> Assigned task
Please return each record below exactly, with nothing left out.

Website and app data records
==========

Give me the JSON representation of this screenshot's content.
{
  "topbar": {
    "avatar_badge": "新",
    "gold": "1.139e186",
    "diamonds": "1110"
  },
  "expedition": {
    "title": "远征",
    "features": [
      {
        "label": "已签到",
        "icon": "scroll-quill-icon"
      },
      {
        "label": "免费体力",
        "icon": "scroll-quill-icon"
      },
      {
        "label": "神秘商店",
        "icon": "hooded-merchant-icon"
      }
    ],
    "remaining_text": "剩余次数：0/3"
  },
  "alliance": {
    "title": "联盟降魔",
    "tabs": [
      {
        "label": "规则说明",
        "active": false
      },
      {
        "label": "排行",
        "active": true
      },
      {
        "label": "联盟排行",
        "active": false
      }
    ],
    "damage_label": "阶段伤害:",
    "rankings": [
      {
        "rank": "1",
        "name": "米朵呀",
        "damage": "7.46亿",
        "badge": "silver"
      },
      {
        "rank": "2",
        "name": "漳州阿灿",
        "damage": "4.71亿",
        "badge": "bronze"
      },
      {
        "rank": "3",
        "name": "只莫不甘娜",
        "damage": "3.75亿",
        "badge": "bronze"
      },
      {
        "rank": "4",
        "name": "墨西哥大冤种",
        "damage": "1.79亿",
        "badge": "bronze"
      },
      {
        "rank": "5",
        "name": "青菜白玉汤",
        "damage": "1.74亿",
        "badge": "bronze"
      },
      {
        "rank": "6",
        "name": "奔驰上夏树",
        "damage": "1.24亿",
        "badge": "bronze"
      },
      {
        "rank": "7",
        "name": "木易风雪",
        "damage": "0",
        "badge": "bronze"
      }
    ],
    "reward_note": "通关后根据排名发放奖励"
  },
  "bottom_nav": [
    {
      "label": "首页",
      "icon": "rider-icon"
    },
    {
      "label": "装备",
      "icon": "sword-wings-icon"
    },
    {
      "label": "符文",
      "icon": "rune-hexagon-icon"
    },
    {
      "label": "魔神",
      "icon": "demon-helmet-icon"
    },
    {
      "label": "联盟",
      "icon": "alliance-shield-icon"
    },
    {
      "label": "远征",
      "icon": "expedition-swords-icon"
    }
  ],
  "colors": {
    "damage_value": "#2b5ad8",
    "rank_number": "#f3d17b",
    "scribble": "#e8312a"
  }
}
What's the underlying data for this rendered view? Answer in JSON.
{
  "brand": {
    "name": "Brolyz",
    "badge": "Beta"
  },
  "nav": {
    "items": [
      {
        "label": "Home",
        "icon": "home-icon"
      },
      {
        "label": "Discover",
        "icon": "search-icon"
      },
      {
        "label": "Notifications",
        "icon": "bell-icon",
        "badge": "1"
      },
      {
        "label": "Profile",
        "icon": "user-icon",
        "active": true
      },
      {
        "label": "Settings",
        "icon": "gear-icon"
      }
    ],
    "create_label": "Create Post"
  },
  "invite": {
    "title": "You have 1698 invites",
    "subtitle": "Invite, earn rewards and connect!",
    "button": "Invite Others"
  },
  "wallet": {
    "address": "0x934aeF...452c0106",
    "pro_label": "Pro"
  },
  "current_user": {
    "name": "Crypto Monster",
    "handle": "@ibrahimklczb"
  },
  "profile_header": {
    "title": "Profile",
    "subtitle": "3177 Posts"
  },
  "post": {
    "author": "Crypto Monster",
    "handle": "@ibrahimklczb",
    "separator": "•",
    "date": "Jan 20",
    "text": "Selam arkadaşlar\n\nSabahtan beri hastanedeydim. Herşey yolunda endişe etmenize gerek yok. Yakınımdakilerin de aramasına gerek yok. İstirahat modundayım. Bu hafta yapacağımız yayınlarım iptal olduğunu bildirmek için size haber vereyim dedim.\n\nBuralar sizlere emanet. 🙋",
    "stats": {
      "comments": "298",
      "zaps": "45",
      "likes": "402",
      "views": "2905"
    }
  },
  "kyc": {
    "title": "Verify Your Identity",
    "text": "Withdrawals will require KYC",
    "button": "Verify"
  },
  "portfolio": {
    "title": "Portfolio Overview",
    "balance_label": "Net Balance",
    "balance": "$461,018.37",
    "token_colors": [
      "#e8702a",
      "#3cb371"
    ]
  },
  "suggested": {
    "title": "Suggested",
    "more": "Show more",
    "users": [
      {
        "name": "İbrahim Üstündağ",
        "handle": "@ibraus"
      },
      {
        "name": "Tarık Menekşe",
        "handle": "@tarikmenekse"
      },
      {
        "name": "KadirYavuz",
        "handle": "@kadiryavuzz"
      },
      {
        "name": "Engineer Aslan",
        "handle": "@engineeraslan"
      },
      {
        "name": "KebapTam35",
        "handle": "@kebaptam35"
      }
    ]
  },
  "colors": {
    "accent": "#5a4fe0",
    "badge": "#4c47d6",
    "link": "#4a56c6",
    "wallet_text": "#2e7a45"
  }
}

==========

> Task result
Give me the JSON representation of this screenshot's content.
{
  "topbar": {
    "avatar_badge": "新",
    "gold": "1.139e186",
    "diamonds": "1110"
  },
  "expedition": {
    "title": "远征",
    "features": [
      {
        "label": "已签到",
        "icon": "scroll-quill-icon"
      },
      {
        "label": "免费体力",
        "icon": "scroll-quill-icon"
      },
      {
        "label": "神秘商店",
        "icon": "hooded-merchant-icon"
      }
    ],
    "remaining_text": "剩余次数：0/3"
  },
  "alliance": {
    "title": "联盟降魔",
    "tabs": [
      {
        "label": "规则说明",
        "active": false
      },
      {
        "label": "排行",
        "active": true
      },
      {
        "label": "联盟排行",
        "active": false
      }
    ],
    "damage_label": "阶段伤害:",
    "rankings": [
      {
        "rank": "1",
        "name": "米朵呀",
        "damage": "7.46亿",
        "badge": "silver"
      },
      {
        "rank": "2",
        "name": "漳州阿灿",
        "damage": "4.71亿",
        "badge": "bronze"
      },
      {
        "rank": "3",
        "name": "只莫不甘娜",
        "damage": "3.75亿",
        "badge": "bronze"
      },
      {
        "rank": "4",
        "name": "墨西哥大冤种",
        "damage": "1.79亿",
        "badge": "bronze"
      },
      {
        "rank": "5",
        "name": "青菜白玉汤",
        "damage": "1.74亿",
        "badge": "bronze"
      },
      {
        "rank": "6",
        "name": "奔驰上夏树",
        "damage": "1.24亿",
        "badge": "bronze"
      },
      {
        "rank": "7",
        "name": "木易风雪",
        "damage": "0",
        "badge": "bronze"
      }
    ],
    "reward_note": "通关后根据排名发放奖励"
  },
  "bottom_nav": [
    {
      "label": "首页",
      "icon": "rider-icon"
    },
    {
      "label": "装备",
      "icon": "sword-wings-icon"
    },
    {
      "label": "符文",
      "icon": "rune-hexagon-icon"
    },
    {
      "label": "魔神",
      "icon": "demon-helmet-icon"
    },
    {
      "label": "联盟",
      "icon": "alliance-shield-icon"
    },
    {
      "label": "远征",
      "icon": "expedition-swords-icon"
    }
  ],
  "colors": {
    "damage_value": "#2b5ad8",
    "rank_number": "#f3d17b",
    "scribble": "#e8312a"
  }
}
What's the underlying data for this rendered view? Answer in JSON.
{
  "brand": {
    "name": "Brolyz",
    "badge": "Beta"
  },
  "nav": {
    "items": [
      {
        "label": "Home",
        "icon": "home-icon"
      },
      {
        "label": "Discover",
        "icon": "search-icon"
      },
      {
        "label": "Notifications",
        "icon": "bell-icon",
        "badge": "1"
      },
      {
        "label": "Profile",
        "icon": "user-icon",
        "active": true
      },
      {
        "label": "Settings",
        "icon": "gear-icon"
      }
    ],
    "create_label": "Create Post"
  },
  "invite": {
    "title": "You have 1698 invites",
    "subtitle": "Invite, earn rewards and connect!",
    "button": "Invite Others"
  },
  "wallet": {
    "address": "0x934aeF...452c0106",
    "pro_label": "Pro"
  },
  "current_user": {
    "name": "Crypto Monster",
    "handle": "@ibrahimklczb"
  },
  "profile_header": {
    "title": "Profile",
    "subtitle": "3177 Posts"
  },
  "post": {
    "author": "Crypto Monster",
    "handle": "@ibrahimklczb",
    "separator": "•",
    "date": "Jan 20",
    "text": "Selam arkadaşlar\n\nSabahtan beri hastanedeydim. Herşey yolunda endişe etmenize gerek yok. Yakınımdakilerin de aramasına gerek yok. İstirahat modundayım. Bu hafta yapacağımız yayınlarım iptal olduğunu bildirmek için size haber vereyim dedim.\n\nBuralar sizlere emanet. 🙋",
    "stats": {
      "comments": "298",
      "zaps": "45",
      "likes": "402",
      "views": "2905"
    }
  },
  "kyc": {
    "title": "Verify Your Identity",
    "text": "Withdrawals will require KYC",
    "button": "Verify"
  },
  "portfolio": {
    "title": "Portfolio Overview",
    "balance_label": "Net Balance",
    "balance": "$461,018.37",
    "token_colors": [
      "#e8702a",
      "#3cb371"
    ]
  },
  "suggested": {
    "title": "Suggested",
    "more": "Show more",
    "users": [
      {
        "name": "İbrahim Üstündağ",
        "handle": "@ibraus"
      },
      {
        "name": "Tarık Menekşe",
        "handle": "@tarikmenekse"
      },
      {
        "name": "KadirYavuz",
        "handle": "@kadiryavuzz"
      },
      {
        "name": "Engineer Aslan",
        "handle": "@engineeraslan"
      },
      {
        "name": "KebapTam35",
        "handle": "@kebaptam35"
      }
    ]
  },
  "colors": {
    "accent": "#5a4fe0",
    "badge": "#4c47d6",
    "link": "#4a56c6",
    "wallet_text": "#2e7a45"
  }
}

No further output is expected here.